These days, super hip New York bands seem to be sprouting out of the boroughs like stalks in a cornfield. That's why it should come as a surprise to precisely no one that The Blam, being both super hip and from the Big Apple, appear to be riding the straight-away (Parliament Lights first) into all sorts of great things. Their 2003 self-titled debut inspired kind words from ALTERNATIVE PRESS and NME and enjoyed a mini-stint as the fourth most-added college radio record in the U.S. of A. The 10 songs on CAVEAT EMPTOR blend the minimalist garage-fuzz of The Strokes with the sass of Stellastarr* and an abundant breath of fresh air. "Caveat Emptor" flaunts ringing guitars and warm distortion, and the blissful pulse of "It's Not Personal" is charming in all the right ways. It probably couldn't hurt to snag this independently-released disc before it gets swallowed up by Sony Music and becomes a collector's item.
- Skratch Magazine

"The Blam - The Blam record review"
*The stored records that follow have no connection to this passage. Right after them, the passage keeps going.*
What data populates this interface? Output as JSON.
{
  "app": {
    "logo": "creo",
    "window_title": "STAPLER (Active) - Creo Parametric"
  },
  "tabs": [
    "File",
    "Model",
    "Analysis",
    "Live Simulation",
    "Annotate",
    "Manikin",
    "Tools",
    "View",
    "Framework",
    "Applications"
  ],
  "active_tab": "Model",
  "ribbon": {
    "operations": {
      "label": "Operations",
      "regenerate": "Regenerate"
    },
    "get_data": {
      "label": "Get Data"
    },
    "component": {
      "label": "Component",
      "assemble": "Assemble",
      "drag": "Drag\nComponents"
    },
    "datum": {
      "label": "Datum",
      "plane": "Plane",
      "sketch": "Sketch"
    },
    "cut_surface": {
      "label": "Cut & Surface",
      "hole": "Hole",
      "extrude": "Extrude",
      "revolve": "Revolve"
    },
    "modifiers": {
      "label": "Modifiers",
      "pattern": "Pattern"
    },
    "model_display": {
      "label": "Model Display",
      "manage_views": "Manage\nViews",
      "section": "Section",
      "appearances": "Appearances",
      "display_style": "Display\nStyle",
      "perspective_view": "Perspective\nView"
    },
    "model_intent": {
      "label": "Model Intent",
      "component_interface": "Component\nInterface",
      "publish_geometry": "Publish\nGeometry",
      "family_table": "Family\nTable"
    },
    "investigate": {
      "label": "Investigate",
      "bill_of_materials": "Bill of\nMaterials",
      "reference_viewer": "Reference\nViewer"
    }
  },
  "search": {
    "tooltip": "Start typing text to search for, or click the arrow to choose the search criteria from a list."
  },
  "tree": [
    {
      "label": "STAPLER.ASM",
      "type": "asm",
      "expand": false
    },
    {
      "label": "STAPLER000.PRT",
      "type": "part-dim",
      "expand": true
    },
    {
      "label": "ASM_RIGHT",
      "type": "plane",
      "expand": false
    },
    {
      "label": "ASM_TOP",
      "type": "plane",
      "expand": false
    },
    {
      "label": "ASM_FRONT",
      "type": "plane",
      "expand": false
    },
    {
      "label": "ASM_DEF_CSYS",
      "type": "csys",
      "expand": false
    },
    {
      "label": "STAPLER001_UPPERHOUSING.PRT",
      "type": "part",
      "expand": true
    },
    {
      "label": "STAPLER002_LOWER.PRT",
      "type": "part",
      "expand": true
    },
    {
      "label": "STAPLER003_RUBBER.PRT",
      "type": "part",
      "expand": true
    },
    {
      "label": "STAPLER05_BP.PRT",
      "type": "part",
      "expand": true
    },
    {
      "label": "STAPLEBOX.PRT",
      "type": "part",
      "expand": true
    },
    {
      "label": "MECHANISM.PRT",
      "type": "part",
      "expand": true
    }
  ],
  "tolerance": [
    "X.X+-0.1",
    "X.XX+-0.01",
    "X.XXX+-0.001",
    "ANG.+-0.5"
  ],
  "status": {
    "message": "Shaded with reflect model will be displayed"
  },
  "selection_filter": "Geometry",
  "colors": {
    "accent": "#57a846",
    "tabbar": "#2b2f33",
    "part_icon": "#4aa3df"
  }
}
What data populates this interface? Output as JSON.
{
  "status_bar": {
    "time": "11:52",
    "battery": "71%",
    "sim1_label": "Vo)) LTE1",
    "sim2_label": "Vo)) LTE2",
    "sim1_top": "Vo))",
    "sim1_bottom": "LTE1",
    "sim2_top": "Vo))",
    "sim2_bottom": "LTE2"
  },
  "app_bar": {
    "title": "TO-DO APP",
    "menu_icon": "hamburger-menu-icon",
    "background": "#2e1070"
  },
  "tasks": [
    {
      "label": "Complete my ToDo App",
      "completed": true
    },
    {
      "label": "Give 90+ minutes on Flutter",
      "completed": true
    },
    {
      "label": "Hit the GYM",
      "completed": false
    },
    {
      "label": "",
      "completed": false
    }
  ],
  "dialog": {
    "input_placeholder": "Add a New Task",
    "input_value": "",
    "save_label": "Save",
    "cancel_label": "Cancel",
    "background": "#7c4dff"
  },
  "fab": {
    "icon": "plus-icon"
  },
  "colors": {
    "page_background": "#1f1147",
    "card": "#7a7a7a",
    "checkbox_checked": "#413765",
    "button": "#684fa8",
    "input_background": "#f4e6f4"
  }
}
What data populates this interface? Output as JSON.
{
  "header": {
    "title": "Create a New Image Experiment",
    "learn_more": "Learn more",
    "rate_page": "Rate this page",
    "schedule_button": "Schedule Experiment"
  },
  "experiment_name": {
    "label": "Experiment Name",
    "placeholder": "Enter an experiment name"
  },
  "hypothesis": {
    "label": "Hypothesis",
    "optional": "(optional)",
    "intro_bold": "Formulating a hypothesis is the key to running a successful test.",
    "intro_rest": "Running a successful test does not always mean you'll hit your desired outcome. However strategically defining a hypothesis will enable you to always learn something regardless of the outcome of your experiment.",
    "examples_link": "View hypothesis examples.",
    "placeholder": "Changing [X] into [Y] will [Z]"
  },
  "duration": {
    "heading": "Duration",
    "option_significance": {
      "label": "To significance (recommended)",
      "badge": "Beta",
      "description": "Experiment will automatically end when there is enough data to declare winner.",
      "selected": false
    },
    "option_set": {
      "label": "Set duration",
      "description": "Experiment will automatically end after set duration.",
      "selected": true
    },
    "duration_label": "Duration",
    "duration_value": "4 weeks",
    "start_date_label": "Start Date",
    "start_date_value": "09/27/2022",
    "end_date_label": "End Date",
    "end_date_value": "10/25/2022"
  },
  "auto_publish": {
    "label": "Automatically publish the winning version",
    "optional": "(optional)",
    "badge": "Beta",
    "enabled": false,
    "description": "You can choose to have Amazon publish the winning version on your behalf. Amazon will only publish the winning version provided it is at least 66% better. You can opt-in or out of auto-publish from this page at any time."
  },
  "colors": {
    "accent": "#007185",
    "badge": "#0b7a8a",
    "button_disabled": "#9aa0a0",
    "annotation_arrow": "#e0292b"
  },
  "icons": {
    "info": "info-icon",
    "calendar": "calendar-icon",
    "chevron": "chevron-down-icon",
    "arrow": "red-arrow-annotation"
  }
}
Whatever "revival" the hype machine might lump this NYC band into, let it be set down now that they are legit. The Beatles, Here Come the Warm Jets-era Eno, vintage Bowie, and even The Velvets are clear reference points, but The Blam never only reproduce the classics. On the contrary, they are a joyfully original psychedelic rock group producing glammy work on par with the best of The Shins, Supergrass, and the little known Oregon outfit The Brother Egg. "Catchy" doesn't quite do justice to the propulsive brilliance of pop masterpieces like "I Don't Care About Nobody Else" and "Various Disgraces". "Little Pricks" is like that long lost follow-up to Hunky Dory that we've been waiting years for. Subtle. Bombastic. Glitter. Vibed. Whatever---just mark 'em down as contenders in the "best new" category. Spin doctors, don't ruin my band. - Resonance Magazine

"The Blam - The Blam record review"

Another NYC group, another great album...

As if we didn’t already know New York was the coolest place on the planet right now, along comes another Brooklyn outfit, ready to shoot its NYC emblazoned goo onto the disgraced face of the British music industry.

With sixties frat-rock, spruced up for the noughties by means of Pavement-esque guitars and a filthy bed-time vibe, the Blam shame all formulaic Brit-rockers whose idea of progress is imitation or monotony.

“Before you put that food into your mouth, remember who you are” chirps frontman Jerry Adler on Various Disgraces, a satirical look at the thin distinction between love and hate, that’s swollen with sexual showmanship. And with the candid approach of a hugely capable pornstar, the Blam parade 11 further bursts of timeless rock n tumble to leave other musicians thinking, ‘I wish I could do it like that’.

Crying, creaming or just cleaning up, this debut will undoubtedly leave our indie-rock ‘superstars’ reaching for the Kleenex.

- The Fly (UK)


The Blam - The Blam
The Blam - Caveat Emptor
Both records charted in the Top 50 on the CMJ Top 200 and have been played on over 300 stations.



This summer, I spent 60 days driving through Europe with my girlfriend and my guitar. I saw and thought many things and wrote many new songs. They wanted to be played alone, so I've decided to play them that way. And so begins the sometimes dreaded yet always inevitable solo project.